I had decided to be a magician well before I decided to be a writer. I was the little boy who would get up on-stage and do magic wearing a fake mustache, which would fall off during the performance. I'm still trying to perform those tricks. Now I do it with writing. Also, writers write because of a need to be loved. I suppose that's greedy, isn't it?
Writing has helped me in other ways. When I started writing seriously, I made the major discovery of my life - that I am right and everybody else is wrong if they disagree with me. What a great thing to learn: Don't listen to anyone else, and always go your own way.

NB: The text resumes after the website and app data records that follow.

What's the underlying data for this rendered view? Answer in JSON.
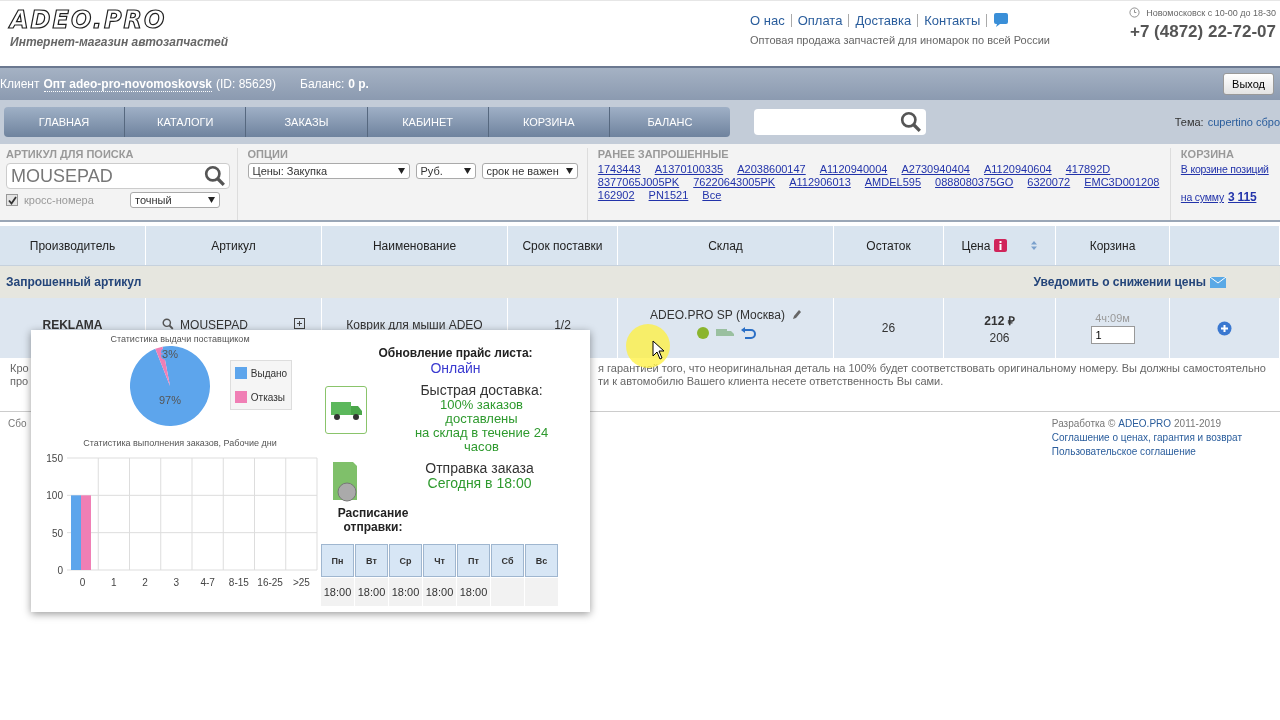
{
  "header": {
    "logo": "ADEO.PRO",
    "tagline": "Интернет-магазин автозапчастей",
    "links": [
      "О нас",
      "Оплата",
      "Доставка",
      "Контакты"
    ],
    "slogan": "Оптовая продажа запчастей для иномарок по всей России",
    "hours": "Новомосковск с 10-00 до 18-30",
    "phone": "+7 (4872) 22-72-07"
  },
  "account_bar": {
    "client_label": "Клиент",
    "client_name": "Опт adeo-pro-novomoskovsk",
    "client_id": "(ID: 85629)",
    "balance_label": "Баланс:",
    "balance": "0 р.",
    "logout": "Выход"
  },
  "nav": {
    "items": [
      "ГЛАВНАЯ",
      "КАТАЛОГИ",
      "ЗАКАЗЫ",
      "КАБИНЕТ",
      "КОРЗИНА",
      "БАЛАНС"
    ],
    "theme_label": "Тема:",
    "theme": "cupertino сбро"
  },
  "search_panel": {
    "article": {
      "title": "АРТИКУЛ ДЛЯ ПОИСКА",
      "value": "MOUSEPAD",
      "cross_label": "кросс-номера",
      "cross_checked": true,
      "mode": "точный"
    },
    "options": {
      "title": "ОПЦИИ",
      "selects": [
        "Цены: Закупка",
        "Руб.",
        "срок не важен"
      ]
    },
    "history": {
      "title": "РАНЕЕ ЗАПРОШЕННЫЕ",
      "links": [
        "1743443",
        "A1370100335",
        "A2038600147",
        "A1120940004",
        "A2730940404",
        "A1120940604",
        "417892D",
        "8377065J005PK",
        "76220643005PK",
        "A112906013",
        "AMDEL595",
        "0888080375GO",
        "6320072",
        "EMC3D001208",
        "162902",
        "PN1521",
        "Все"
      ]
    },
    "cart": {
      "title": "КОРЗИНА",
      "items_text": "В корзине позиций",
      "sum_label": "на сумму",
      "sum": "3 115"
    }
  },
  "table": {
    "columns": [
      "Производитель",
      "Артикул",
      "Наименование",
      "Срок поставки",
      "Склад",
      "Остаток",
      "Цена",
      "Корзина"
    ],
    "group": {
      "label": "Запрошенный артикул",
      "notify": "Уведомить о снижении цены"
    },
    "row": {
      "brand": "REKLAMA",
      "article": "MOUSEPAD",
      "name": "Коврик для мыши ADEO",
      "delivery": "1/2",
      "warehouse": "ADEO.PRO SP (Москва)",
      "stock": "26",
      "price": "212 ₽",
      "price_alt": "206",
      "timer": "4ч:09м",
      "qty": "1"
    }
  },
  "disclaimer": [
    {
      "left": "Кро",
      "right": "я гарантией того, что неоригинальная деталь на 100% будет соответствовать оригинальному номеру. Вы должны самостоятельно"
    },
    {
      "left": "про",
      "right": "ти к автомобилю Вашего клиента несете ответственность Вы сами."
    }
  ],
  "footer": {
    "left": "Сбо",
    "credit_prefix": "Разработка ©",
    "credit_link": "ADEO.PRO",
    "credit_years": "2011-2019",
    "links": [
      "Соглашение о ценах, гарантия и возврат",
      "Пользовательское соглашение"
    ]
  },
  "popup": {
    "pie": {
      "chart_data": {
        "type": "pie",
        "title": "Статистика выдачи поставщиком",
        "categories": [
          "Выдано",
          "Отказы"
        ],
        "values": [
          97,
          3
        ],
        "colors": [
          "#5da5ec",
          "#f07fb5"
        ],
        "value_labels": [
          "97%",
          "3%"
        ]
      }
    },
    "bar": {
      "chart_data": {
        "type": "bar",
        "title": "Статистика выполнения заказов, Рабочие дни",
        "categories": [
          "0",
          "1",
          "2",
          "3",
          "4-7",
          "8-15",
          "16-25",
          ">25"
        ],
        "series": [
          {
            "color": "#5da5ec",
            "values": [
              100,
              0,
              0,
              0,
              0,
              0,
              0,
              0
            ]
          },
          {
            "color": "#f07fb5",
            "values": [
              100,
              0,
              0,
              0,
              0,
              0,
              0,
              0
            ]
          }
        ],
        "ylim": [
          0,
          150
        ],
        "yticks": [
          0,
          50,
          100,
          150
        ]
      }
    },
    "update_label": "Обновление прайс листа:",
    "update_value": "Онлайн",
    "delivery_title": "Быстрая доставка:",
    "delivery_lines": [
      "100% заказов",
      "доставлены",
      "на склад в течение 24",
      "часов"
    ],
    "ship_title": "Отправка заказа",
    "ship_value": "Сегодня в 18:00",
    "schedule_title": "Расписание отправки:",
    "schedule": [
      {
        "day": "Пн",
        "time": "18:00"
      },
      {
        "day": "Вт",
        "time": "18:00"
      },
      {
        "day": "Ср",
        "time": "18:00"
      },
      {
        "day": "Чт",
        "time": "18:00"
      },
      {
        "day": "Пт",
        "time": "18:00"
      },
      {
        "day": "Сб"
      },
      {
        "day": "Вс"
      }
    ]
  }
}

Within this statement, much can be generated. On one hand, when the question is posed as to why Bradbury wrote, a response could be "Because he wanted to display a reality of what could be as opposed to what is." Similar to the "magician" in the carnival of Bradbury's life, Bradbury wanted to write because of the need to construct a reality that enabled him to "perform those tricks."
Another reason that can help to make clear as to why Bradbury wrote could tie into his own sense of self. Bradbury asserts the idea that writing enabled him to be independent of thought and action. Hence, another response as to why Bradbury wrote could be "because he wanted to assert his own individualized voice in a world of growing homogeneity and conformity. In this, one can get inside Bradbury's mind to see the strong connection between writing and independence.